**EXERCISE DETAILS:**
Across the entries below, count the lines in which the word "likes" occurs. Reply with the count alone.

**DATA SHOWN:**
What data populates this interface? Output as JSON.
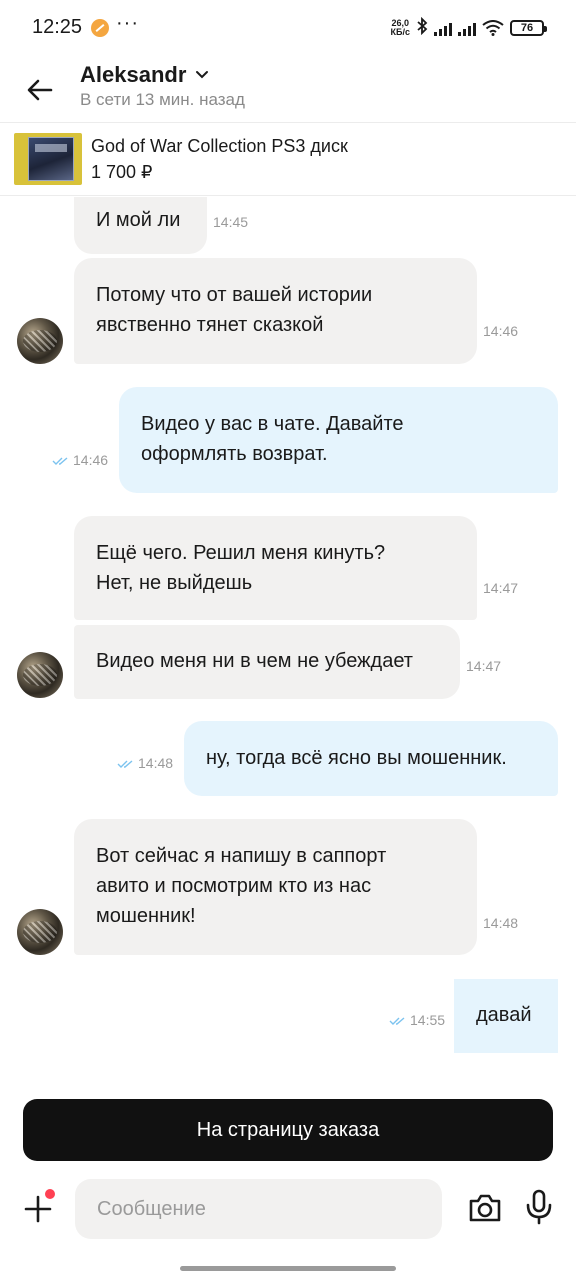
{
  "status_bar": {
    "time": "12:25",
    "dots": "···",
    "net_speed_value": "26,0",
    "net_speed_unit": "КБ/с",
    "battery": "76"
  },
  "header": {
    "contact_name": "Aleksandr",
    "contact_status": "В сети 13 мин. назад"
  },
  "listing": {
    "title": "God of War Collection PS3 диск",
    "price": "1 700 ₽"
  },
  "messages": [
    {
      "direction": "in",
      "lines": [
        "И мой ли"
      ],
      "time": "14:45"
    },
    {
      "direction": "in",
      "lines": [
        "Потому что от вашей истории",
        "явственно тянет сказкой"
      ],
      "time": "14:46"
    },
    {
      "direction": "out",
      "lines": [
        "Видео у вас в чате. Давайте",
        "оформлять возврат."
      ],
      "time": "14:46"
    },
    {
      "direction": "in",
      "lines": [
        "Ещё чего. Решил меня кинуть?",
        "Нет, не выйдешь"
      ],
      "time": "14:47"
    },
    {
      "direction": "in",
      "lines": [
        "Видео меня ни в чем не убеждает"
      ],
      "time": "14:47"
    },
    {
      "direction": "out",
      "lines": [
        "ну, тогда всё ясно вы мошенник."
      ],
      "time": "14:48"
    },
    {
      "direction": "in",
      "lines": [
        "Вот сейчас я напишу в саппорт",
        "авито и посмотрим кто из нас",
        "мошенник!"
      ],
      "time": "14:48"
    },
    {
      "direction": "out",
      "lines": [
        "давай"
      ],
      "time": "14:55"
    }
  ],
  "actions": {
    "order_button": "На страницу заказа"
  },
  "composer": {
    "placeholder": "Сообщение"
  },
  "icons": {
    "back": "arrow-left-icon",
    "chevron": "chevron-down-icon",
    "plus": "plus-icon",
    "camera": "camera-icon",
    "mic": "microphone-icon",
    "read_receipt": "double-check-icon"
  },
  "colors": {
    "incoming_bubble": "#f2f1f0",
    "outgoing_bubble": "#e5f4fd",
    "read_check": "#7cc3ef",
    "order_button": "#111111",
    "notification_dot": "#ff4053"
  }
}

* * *

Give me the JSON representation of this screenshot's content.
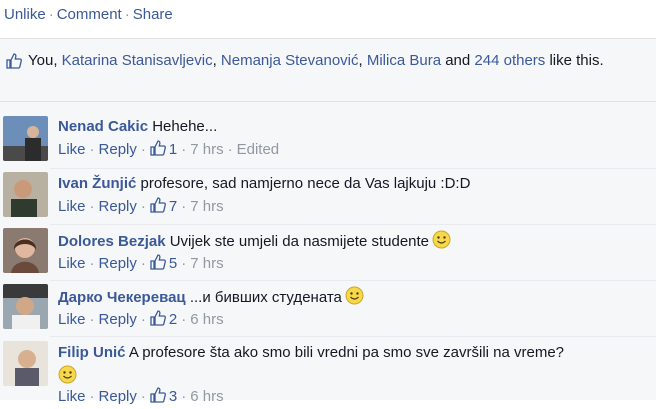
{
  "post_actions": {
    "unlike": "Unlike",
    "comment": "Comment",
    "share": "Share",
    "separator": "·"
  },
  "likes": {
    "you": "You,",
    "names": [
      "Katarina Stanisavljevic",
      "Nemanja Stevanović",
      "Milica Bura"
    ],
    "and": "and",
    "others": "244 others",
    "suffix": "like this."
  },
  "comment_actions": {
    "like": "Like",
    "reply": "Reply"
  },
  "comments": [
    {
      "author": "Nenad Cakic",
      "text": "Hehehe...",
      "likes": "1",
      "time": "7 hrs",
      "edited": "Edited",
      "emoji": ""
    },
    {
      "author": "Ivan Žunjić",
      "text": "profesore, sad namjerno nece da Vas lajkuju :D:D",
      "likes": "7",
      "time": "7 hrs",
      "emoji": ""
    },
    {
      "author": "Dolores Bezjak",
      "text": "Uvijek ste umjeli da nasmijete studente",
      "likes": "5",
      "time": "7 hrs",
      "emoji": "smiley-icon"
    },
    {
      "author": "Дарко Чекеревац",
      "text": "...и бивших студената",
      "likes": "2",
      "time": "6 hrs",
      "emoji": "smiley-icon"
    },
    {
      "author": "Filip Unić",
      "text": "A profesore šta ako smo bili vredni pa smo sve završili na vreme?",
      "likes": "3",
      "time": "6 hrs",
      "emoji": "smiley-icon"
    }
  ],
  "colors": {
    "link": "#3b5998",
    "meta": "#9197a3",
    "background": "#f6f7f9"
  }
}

**ANSWER SECTION:**
6